Most morality plays have a leading character who represents either humanity as a whole (Inspector Goole/voice of Priestley) or an entire class (upper class the Birlings, working class-Eva Smith). What also adds to the impact of Priestley’s play is the fact that it was written before both world wars and before the Titanic sank which creates irony when Mr Birling comments, ‘The Germans don’t want war. Nobody wants war’. From this we can tell that Mr Birling talks far too much, he is also very foolish and ignorant.
The audience at that time would be very irritated at Mr Birling’s comments as they have been through tormenting ordeals. As it is ironic Priestley can relate to the reader making the story more intriguing. The play opens with the Birling family enjoying their celebration it is thought that they are quite pleasant, however as Mr Birling is caught up in the moment he blurts out his true motives for the marriage of Gerald and his daughter, ‘when Crofts and Birling’s are no longer competing but are working together-for lower costs and higher prices’ implying that the engagement was all a business deal.
It also shows that Mr Birling is greedy and selfish wanting more profit for lower wages. After a toast and some drinks, as if the Birling family have sensed Inspector Goole’s presence their mood changes dramatically.
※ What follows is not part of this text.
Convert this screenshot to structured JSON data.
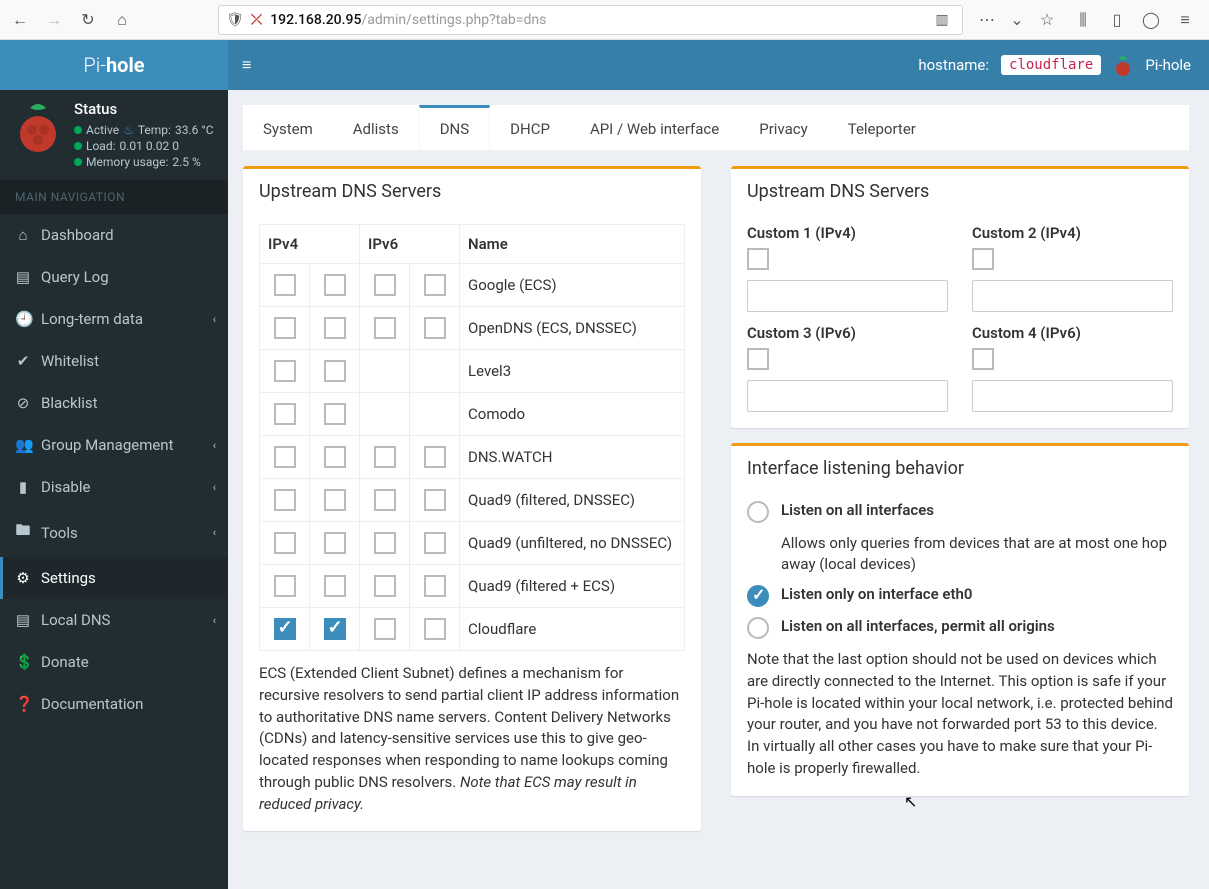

Inspector Goole’s character is very blunt and also has a sense of ‘massiveness’ which creates authority and influence in the response of the Birling’s and forces them to confess their mistake from which we can identify their flaws, ‘Why should you do any protesting?
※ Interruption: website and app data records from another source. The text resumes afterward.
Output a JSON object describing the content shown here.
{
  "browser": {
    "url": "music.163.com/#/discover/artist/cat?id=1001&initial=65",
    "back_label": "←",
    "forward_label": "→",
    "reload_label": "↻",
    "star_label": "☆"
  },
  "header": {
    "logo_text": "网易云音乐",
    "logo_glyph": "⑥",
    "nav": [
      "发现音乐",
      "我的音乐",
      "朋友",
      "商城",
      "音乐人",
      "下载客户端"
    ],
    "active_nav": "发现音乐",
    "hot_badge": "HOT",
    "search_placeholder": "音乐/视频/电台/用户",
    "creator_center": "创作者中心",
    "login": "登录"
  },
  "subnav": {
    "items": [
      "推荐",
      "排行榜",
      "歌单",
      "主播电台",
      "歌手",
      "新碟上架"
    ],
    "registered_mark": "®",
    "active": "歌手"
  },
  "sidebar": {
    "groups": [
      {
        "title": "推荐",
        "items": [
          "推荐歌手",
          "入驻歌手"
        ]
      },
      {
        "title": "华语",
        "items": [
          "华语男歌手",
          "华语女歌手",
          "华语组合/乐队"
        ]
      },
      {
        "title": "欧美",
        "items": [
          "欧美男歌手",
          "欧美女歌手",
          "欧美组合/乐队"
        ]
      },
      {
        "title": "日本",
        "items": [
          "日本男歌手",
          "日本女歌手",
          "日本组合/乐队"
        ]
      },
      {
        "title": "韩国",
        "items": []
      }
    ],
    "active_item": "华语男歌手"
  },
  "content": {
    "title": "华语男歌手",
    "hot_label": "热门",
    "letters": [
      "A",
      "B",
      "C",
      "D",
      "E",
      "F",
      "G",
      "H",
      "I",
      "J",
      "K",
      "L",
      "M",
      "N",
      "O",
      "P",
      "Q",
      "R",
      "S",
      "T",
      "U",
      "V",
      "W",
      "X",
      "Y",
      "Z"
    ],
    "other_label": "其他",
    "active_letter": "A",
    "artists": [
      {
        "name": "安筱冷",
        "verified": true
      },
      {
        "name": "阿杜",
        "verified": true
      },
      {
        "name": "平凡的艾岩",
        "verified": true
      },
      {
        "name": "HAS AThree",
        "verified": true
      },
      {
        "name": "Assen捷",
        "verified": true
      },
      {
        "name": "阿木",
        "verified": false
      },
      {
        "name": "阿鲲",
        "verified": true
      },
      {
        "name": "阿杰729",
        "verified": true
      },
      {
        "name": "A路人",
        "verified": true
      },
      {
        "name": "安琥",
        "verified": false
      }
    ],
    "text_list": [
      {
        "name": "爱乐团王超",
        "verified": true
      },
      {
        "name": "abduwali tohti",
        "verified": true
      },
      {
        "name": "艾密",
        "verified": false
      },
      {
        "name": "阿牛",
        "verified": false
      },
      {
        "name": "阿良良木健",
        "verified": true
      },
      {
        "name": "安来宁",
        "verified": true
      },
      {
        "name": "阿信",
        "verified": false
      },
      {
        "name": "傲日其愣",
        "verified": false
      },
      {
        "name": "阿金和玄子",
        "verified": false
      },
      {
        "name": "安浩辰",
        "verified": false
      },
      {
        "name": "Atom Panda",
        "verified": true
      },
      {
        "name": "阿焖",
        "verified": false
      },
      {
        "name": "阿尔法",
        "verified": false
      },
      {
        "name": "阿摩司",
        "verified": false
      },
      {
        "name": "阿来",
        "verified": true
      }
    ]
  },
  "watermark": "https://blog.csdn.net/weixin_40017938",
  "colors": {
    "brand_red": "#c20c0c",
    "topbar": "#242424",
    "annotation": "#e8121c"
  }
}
It was you who turned the girl out in the first place’, the Inspector here is telling Mr Birling off with powerful sentences clearly shows his dislike for their behaviour. He only uses this power over Mr Birling and Mrs Birling, whereas he treats Sheila, Gerald and Eric in a more pleasant manner however he still not lenient to any character, ‘each of you helped to kill her’.
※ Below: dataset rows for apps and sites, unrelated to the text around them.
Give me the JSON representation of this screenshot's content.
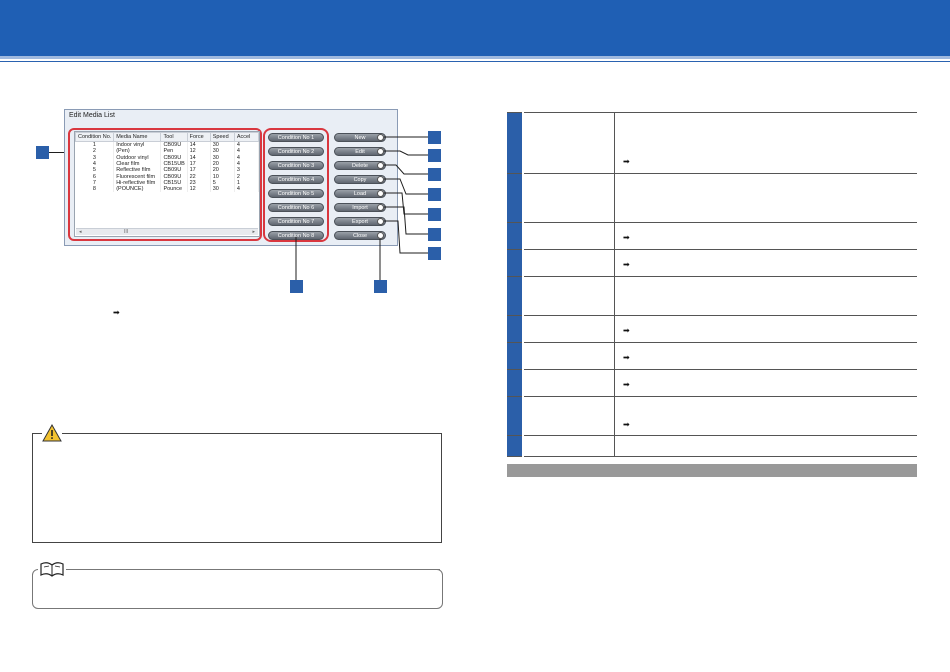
{
  "dialog": {
    "title": "Edit Media List",
    "columns": [
      "Condition No.",
      "Media Name",
      "Tool",
      "Force",
      "Speed",
      "Accel"
    ],
    "rows": [
      [
        "1",
        "Indoor vinyl",
        "CB09U",
        "14",
        "30",
        "4"
      ],
      [
        "2",
        "(Pen)",
        "Pen",
        "12",
        "30",
        "4"
      ],
      [
        "3",
        "Outdoor vinyl",
        "CB09U",
        "14",
        "30",
        "4"
      ],
      [
        "4",
        "Clear film",
        "CB15UB",
        "17",
        "20",
        "4"
      ],
      [
        "5",
        "Reflective film",
        "CB09U",
        "17",
        "20",
        "3"
      ],
      [
        "6",
        "Fluorescent film",
        "CB09U",
        "22",
        "10",
        "2"
      ],
      [
        "7",
        "Hi-reflective film",
        "CB15U",
        "23",
        "5",
        "1"
      ],
      [
        "8",
        "(POUNCE)",
        "Pounce",
        "12",
        "30",
        "4"
      ]
    ],
    "scroll_glyph": "III",
    "condition_buttons": [
      "Condition No 1",
      "Condition No 2",
      "Condition No 3",
      "Condition No 4",
      "Condition No 5",
      "Condition No 6",
      "Condition No 7",
      "Condition No 8"
    ],
    "action_buttons": [
      "New",
      "Edit",
      "Delete",
      "Copy",
      "Load",
      "Import",
      "Export",
      "Close"
    ]
  },
  "colors": {
    "header_blue": "#1f5fb4",
    "callout_blue": "#2b5fa9",
    "highlight_red": "#d9373f",
    "bar_gray": "#999999"
  },
  "icons": {
    "arrow": "➡",
    "caution": "warning-triangle-icon",
    "note": "open-book-icon"
  }
}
Inspector Goole confronts the Birling’s trying to make them realise how much havoc they have caused and it is not enough to apologise or offer money although it shows what a capitalist Birling is when he states, ‘Look, Inspector-I’d give thousands yes, thousands’. The only possible apology that comes anywhere near to reasonable is if the Birling’s repent and change their ways and obviously from the above quote Mr Birling is showing no signs of this what so ever as he assumes everything can be bought with money which simply is not true.
In addition although some of the Inspector’s comments are out of order as an official as he says, ‘I think you did something terribly wrong and you’re going to spend the rest of your life regretting it’, this is not appropriate because the Inspector has no hard evidence that the Birling’s are to blame and also hypothetically he is to be non biased and also maintain a calm tone.
But as the reader knows there is a mystery waiting to be solved and that the Birling’s are being very stubborn about how much information they reveal, so the Inspector’s actions could be thought to be acceptable. However if we relate to modern society police officer, even if they are sure that they know the suspect has committed the offence under no circumstances can they suggest their views as this is not professional.
Not only that but because the Inspector beforehand knows the Birling’s history from which they can not hide. So this gives an eerie touch to the inspectors personality and leaves the readers trying to figure out who the inspector maybe in disguise. The eerie effect links to the Inspectors name Goole which is a pun on ghoul suggesting that he may be a ghost in human form which is a dramatic device used to make the reader suspicious and want to know the truth.